Strategic imperatives are clearly defined outcomes essential for an organization to achieve its vision. They are “must-have” achievements that create a substantially different reality. All organizational goals, activities, and success measures must serve the strategic imperatives.
When crafting the imperatives, one looks out to the horizon—whether 3, 5, 10 years… or more, and engages the imagination with courage. The purpose is to craft three to five transformational outcomes that the whole organization pursues with vigor. When committing to a set of imperatives, it is important to use a process that engages everyone throughout the organization, so that all buy-in and pledge their support.
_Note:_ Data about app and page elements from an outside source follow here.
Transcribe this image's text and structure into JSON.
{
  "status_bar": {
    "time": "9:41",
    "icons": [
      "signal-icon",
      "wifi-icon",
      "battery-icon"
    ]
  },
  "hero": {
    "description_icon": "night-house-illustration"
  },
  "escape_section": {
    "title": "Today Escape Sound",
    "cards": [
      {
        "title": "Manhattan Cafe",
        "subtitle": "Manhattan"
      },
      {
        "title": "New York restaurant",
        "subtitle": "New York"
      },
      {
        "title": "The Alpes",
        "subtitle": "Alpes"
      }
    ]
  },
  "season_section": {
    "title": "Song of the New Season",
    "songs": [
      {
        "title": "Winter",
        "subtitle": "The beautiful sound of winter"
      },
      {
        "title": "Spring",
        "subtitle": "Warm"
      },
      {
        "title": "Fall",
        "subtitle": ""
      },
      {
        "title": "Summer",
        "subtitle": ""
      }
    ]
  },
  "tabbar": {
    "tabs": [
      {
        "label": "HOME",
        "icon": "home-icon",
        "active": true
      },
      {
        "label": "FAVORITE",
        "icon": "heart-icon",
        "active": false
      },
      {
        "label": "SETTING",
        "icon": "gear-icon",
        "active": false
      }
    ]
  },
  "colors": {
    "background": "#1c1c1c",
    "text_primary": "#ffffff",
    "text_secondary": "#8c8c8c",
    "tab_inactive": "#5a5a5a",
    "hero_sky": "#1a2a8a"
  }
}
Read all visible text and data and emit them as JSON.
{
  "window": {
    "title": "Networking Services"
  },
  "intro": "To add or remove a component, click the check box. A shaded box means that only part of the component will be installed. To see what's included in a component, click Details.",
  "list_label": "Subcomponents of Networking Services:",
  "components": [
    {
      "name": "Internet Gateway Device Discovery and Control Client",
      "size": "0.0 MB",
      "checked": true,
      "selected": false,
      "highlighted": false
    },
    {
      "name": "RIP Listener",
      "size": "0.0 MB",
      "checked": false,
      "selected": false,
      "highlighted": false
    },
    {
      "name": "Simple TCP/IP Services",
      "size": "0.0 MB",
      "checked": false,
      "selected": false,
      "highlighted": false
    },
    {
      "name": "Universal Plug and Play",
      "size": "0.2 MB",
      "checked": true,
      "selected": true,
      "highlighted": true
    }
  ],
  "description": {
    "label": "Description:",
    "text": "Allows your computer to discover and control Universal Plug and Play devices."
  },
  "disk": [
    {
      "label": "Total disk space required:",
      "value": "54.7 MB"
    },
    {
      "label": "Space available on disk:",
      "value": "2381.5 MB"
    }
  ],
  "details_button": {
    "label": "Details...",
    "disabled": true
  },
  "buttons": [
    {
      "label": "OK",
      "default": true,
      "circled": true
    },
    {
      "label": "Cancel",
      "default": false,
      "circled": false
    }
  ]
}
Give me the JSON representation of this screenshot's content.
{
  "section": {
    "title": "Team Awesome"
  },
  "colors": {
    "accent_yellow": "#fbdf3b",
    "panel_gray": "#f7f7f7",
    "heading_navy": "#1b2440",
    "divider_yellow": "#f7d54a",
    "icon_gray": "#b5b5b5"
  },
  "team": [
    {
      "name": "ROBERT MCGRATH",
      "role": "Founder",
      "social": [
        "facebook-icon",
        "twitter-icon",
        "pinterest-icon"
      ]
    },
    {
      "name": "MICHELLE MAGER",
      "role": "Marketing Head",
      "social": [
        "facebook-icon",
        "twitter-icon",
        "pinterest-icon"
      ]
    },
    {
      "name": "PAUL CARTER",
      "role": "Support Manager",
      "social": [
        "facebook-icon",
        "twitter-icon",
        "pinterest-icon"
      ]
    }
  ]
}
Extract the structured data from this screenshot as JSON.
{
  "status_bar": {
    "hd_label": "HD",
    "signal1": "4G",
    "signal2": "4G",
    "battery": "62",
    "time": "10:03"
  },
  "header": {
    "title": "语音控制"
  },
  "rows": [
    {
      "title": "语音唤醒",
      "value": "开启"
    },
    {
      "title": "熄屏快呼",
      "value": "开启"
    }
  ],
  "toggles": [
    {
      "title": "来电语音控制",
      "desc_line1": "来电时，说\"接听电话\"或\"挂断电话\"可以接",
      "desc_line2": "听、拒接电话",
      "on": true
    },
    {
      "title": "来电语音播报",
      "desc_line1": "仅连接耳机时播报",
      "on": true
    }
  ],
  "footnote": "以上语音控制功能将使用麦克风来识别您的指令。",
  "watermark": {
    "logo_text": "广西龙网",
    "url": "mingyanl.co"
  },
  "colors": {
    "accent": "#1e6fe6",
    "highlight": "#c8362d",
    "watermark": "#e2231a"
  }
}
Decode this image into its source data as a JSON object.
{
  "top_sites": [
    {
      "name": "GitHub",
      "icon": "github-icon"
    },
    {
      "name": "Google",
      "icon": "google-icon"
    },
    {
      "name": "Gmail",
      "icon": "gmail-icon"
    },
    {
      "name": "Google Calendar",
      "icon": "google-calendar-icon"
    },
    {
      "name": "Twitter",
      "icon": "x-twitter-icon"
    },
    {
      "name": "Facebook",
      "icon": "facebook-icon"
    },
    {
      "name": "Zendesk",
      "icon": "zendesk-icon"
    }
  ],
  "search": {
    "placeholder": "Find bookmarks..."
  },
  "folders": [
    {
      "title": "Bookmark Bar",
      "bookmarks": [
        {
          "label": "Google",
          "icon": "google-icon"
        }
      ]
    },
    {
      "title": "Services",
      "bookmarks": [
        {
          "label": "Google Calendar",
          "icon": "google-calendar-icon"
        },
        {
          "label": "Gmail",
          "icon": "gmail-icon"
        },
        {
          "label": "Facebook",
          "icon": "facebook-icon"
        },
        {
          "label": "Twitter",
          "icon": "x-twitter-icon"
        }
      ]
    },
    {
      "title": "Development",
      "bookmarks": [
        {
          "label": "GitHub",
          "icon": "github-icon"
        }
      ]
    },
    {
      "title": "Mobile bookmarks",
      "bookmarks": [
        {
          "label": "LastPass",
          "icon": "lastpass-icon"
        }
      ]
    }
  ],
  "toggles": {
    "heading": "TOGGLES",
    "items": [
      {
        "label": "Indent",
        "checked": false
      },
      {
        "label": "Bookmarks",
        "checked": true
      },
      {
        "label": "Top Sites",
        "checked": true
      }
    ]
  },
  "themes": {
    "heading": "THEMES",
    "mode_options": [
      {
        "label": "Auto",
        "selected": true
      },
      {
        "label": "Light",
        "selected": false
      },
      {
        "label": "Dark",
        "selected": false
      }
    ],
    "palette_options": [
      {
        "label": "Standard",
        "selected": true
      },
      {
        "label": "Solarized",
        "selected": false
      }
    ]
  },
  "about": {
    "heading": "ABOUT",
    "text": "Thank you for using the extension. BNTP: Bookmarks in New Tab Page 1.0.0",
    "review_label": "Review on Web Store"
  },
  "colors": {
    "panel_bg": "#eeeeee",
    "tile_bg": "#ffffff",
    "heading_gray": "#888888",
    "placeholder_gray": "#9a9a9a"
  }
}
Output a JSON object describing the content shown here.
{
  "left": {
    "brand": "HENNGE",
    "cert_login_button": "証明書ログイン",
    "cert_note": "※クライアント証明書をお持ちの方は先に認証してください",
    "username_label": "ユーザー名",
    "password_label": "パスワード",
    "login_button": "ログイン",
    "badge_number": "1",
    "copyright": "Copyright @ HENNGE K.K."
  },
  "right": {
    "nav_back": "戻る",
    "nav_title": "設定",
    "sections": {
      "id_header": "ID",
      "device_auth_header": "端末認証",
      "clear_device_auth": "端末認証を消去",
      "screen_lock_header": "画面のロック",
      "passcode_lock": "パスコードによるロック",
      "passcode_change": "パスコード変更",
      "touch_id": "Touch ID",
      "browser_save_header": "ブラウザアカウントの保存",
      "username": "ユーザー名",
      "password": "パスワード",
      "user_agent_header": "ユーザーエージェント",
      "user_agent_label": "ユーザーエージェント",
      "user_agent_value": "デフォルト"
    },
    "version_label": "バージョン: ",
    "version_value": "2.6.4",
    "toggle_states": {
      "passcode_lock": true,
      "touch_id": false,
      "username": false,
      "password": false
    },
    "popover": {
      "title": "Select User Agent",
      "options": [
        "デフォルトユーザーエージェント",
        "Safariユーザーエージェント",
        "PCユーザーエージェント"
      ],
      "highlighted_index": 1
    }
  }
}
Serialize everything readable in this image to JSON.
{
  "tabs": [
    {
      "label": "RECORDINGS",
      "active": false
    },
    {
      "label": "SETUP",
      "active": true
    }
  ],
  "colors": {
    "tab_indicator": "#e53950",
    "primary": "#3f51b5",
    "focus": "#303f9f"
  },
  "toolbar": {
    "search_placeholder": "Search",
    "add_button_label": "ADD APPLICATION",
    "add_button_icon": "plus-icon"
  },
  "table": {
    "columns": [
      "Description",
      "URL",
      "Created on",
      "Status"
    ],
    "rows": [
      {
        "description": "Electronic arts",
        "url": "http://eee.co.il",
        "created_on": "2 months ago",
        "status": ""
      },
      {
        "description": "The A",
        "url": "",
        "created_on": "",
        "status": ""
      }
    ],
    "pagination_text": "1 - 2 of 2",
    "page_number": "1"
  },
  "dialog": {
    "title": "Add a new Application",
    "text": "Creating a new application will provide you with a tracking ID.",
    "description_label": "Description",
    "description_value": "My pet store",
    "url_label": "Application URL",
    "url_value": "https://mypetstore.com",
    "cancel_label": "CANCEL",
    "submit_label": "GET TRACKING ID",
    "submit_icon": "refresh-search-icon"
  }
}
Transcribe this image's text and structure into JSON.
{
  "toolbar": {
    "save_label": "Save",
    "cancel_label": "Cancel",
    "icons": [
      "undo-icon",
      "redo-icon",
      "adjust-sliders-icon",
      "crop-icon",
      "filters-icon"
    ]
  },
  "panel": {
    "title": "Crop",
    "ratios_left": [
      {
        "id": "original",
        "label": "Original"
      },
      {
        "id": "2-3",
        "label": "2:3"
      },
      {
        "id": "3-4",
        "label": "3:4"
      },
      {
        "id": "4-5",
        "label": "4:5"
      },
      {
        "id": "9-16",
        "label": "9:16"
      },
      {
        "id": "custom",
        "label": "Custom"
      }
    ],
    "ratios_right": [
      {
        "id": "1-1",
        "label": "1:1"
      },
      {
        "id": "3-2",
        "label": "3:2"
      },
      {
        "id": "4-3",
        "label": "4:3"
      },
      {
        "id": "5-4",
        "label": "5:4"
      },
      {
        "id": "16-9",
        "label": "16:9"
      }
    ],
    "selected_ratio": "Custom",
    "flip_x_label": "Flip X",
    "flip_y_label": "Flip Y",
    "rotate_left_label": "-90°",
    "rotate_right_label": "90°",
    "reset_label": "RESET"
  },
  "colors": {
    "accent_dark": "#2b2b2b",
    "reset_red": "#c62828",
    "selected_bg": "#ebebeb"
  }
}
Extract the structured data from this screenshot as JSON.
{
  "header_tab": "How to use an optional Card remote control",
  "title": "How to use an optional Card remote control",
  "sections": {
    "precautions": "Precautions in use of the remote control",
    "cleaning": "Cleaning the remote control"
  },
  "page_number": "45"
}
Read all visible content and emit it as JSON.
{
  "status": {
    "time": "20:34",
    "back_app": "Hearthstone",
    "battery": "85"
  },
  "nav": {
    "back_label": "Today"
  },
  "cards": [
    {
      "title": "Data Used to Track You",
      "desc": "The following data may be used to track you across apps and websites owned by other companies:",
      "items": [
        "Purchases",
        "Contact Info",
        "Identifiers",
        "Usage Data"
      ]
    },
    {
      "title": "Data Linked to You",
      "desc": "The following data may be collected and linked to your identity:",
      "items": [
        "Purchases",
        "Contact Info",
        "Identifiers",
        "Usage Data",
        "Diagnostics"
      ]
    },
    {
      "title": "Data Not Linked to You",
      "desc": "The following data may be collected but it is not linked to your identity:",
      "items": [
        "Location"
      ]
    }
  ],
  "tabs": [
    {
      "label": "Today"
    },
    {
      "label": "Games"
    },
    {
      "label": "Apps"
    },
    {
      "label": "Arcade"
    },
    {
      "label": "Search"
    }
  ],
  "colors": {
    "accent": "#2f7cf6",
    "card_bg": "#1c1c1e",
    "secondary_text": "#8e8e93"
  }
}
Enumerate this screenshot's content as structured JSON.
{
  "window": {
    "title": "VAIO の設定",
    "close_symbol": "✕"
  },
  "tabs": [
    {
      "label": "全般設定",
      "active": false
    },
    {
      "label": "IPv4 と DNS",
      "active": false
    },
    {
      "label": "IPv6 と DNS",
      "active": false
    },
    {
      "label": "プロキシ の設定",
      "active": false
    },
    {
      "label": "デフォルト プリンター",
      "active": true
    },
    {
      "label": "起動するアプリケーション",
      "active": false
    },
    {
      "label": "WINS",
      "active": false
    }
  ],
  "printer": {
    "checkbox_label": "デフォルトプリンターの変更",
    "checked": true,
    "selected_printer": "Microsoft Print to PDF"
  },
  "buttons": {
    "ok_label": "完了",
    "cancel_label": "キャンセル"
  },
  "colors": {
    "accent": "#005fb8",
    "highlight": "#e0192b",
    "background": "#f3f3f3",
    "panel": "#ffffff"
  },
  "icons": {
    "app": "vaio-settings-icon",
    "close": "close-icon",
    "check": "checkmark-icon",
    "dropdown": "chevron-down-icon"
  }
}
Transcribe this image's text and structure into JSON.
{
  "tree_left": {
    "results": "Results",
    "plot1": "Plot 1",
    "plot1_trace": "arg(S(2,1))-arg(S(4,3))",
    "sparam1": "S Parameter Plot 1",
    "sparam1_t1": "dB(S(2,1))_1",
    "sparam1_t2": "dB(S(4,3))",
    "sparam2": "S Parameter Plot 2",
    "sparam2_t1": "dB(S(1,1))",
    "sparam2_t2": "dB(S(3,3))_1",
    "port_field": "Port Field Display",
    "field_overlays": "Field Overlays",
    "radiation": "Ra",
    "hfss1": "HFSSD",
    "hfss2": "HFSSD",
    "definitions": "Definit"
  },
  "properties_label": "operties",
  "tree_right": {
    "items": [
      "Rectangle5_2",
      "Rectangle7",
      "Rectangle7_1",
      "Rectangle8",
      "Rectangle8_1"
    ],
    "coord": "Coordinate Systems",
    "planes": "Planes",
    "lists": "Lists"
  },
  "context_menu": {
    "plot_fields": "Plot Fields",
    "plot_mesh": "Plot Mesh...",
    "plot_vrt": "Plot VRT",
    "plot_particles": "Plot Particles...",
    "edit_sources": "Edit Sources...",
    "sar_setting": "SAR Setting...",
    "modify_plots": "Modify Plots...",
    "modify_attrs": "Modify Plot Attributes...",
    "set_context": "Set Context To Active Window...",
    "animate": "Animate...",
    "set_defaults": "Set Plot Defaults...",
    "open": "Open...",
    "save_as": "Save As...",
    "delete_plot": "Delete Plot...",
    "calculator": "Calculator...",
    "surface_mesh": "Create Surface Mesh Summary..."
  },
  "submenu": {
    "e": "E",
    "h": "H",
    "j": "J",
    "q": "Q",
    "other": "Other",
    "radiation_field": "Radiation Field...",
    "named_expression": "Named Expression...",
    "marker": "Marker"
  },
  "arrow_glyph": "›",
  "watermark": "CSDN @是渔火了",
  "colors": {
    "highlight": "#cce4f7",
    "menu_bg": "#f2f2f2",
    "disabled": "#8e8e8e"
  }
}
As someone recently commented, “They should scare you a little and excite you a lot.”
I recommend action plans that allow flexibility because in our fast-paced, rapidly changing environment, organizations should remain adaptable while keeping their eyes on the prize: delivering their value proposition to their constituents. Goals should contain both outcomes (a measure of change that is verifiable) and actions (activities that hold the greatest leverage for bringing about preferred change). Every organization should create a process of accountability where teams regularly review their effectiveness: Did we do what we said we’d do? If not, why not? Did we get what we hoped? Do we need to adapt? What will we do now?
As Eisenhower said, “planning is indispensable.” Strategic planning is the process of delving deeply with probing questions so that you understand your organization’s purpose and how you are going to solve the problems for the people you serve. When we take the time to strategically plan, we create an ability to succeed whether or not we take a punch to the face.